- **EXERCISE DIRECTIONS**: Please return every line of the records below that contains the word "JSON".

Excerpts from an interface dataset
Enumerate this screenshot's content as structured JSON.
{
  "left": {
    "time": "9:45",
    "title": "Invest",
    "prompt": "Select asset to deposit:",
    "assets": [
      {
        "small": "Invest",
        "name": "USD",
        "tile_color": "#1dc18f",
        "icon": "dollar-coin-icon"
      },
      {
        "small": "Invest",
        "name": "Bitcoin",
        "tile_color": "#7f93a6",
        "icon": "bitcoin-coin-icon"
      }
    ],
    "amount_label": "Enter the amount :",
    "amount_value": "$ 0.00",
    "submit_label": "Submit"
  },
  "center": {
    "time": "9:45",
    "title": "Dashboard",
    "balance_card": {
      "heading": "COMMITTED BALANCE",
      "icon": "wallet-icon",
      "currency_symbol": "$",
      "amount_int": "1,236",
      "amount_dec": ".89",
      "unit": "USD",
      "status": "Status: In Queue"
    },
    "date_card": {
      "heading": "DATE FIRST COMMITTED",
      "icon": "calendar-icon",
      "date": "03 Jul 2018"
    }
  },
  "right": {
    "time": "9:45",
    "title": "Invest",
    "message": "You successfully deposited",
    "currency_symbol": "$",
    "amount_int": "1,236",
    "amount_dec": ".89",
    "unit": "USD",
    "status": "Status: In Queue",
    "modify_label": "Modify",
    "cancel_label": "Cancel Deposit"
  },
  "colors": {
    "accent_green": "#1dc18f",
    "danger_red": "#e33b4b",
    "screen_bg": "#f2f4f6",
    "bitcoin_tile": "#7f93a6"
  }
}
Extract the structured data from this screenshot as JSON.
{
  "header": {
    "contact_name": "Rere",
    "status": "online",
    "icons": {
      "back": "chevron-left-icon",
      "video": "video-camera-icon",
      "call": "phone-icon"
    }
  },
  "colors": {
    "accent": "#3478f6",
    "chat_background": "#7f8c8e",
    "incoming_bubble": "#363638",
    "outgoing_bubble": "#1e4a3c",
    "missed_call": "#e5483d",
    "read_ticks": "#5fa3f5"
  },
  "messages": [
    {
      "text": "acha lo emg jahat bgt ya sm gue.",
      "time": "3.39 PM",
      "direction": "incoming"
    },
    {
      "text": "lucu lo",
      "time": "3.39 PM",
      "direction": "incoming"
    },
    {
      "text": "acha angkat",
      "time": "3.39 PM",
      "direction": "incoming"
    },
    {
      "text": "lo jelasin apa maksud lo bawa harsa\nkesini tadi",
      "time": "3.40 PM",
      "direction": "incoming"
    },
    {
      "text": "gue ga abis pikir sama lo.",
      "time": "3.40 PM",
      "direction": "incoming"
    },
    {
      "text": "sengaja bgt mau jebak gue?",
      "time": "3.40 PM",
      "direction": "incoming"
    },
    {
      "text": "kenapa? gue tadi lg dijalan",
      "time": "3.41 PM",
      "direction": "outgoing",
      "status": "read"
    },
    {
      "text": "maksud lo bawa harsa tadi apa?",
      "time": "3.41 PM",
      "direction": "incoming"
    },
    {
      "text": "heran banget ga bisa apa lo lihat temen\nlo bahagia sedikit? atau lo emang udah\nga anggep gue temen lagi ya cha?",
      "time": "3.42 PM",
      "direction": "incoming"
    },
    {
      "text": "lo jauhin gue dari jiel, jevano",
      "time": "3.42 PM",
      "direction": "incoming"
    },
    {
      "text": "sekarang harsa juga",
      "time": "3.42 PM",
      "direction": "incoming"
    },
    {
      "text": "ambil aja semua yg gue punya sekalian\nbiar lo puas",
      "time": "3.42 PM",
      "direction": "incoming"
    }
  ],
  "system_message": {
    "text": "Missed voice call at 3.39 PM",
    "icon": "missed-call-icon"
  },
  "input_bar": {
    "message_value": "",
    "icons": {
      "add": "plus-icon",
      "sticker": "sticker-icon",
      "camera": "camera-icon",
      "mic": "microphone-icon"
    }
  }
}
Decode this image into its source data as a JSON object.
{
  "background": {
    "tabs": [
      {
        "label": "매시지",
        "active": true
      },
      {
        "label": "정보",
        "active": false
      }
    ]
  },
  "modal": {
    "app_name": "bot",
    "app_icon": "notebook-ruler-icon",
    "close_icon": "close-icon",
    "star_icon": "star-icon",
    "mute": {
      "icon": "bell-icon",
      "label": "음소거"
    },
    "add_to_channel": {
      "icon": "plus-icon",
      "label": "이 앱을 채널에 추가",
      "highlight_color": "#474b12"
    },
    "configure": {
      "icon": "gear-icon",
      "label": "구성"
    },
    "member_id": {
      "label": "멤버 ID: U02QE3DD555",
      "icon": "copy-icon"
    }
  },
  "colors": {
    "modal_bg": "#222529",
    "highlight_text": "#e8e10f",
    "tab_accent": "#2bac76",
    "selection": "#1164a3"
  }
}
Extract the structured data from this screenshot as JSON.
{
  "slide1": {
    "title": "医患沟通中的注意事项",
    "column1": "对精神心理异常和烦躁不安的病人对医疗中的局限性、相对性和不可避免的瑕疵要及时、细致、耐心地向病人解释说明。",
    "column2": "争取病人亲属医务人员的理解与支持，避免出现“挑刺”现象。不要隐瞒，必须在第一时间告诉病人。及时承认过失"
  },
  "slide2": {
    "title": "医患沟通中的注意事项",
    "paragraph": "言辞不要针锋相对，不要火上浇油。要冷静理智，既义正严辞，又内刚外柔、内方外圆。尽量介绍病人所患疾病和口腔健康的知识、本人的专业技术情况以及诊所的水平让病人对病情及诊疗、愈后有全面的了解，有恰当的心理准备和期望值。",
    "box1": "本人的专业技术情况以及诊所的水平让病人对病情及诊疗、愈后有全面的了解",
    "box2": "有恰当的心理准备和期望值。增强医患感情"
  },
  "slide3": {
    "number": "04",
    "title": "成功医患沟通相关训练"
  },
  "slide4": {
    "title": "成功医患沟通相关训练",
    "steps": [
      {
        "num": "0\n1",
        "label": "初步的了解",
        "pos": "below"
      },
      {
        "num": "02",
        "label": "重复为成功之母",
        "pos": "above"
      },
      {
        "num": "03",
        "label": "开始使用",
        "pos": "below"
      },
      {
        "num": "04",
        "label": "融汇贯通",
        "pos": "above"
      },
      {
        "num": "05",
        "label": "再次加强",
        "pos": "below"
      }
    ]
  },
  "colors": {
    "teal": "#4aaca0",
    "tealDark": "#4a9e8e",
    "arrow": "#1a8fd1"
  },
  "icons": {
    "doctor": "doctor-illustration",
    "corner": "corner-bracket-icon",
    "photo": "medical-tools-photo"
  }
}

- **EXERCISE OUTPUT**:
Enumerate this screenshot's content as structured JSON.
Extract the structured data from this screenshot as JSON.
Decode this image into its source data as a JSON object.
Extract the structured data from this screenshot as JSON.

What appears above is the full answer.